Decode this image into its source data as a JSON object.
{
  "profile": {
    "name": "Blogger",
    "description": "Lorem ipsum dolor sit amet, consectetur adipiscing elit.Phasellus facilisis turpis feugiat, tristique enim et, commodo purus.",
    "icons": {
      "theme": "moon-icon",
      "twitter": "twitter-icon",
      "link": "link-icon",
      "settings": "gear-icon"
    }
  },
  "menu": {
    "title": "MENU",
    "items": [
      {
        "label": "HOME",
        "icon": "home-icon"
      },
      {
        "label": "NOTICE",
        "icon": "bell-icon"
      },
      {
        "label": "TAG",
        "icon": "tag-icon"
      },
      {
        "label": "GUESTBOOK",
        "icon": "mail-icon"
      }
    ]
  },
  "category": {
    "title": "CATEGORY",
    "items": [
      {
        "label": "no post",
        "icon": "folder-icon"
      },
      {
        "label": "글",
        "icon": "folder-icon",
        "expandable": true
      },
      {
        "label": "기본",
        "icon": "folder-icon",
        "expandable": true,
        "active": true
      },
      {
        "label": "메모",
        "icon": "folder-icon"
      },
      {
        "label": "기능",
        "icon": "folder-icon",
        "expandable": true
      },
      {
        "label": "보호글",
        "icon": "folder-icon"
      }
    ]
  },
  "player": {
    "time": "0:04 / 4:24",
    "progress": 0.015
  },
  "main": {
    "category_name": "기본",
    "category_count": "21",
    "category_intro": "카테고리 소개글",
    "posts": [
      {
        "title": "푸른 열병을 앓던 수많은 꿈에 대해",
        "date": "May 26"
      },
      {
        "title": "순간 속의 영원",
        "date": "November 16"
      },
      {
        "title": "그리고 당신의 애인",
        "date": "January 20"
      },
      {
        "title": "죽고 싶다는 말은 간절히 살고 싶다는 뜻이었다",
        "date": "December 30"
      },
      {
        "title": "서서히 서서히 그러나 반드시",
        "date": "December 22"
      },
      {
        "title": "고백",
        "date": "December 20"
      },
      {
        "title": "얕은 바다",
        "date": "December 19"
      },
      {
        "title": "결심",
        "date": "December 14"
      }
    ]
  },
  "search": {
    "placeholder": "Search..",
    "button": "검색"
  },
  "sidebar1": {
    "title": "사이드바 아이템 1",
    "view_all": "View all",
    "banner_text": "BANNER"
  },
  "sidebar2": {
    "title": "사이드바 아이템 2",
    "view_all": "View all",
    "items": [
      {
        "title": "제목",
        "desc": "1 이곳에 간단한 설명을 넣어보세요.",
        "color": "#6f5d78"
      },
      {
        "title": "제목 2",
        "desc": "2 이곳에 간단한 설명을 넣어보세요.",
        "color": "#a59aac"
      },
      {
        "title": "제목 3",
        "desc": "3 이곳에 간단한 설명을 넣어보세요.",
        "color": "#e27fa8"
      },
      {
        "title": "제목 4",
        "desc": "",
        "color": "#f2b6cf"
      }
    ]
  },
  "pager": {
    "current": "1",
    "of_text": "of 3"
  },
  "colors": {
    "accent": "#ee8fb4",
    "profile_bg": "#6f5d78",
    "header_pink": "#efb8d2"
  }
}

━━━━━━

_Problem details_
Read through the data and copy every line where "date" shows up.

_Response below_
        "date": "May 26"
        "date": "November 16"
        "date": "January 20"
        "date": "December 30"
        "date": "December 22"
        "date": "December 20"
        "date": "December 19"
        "date": "December 14"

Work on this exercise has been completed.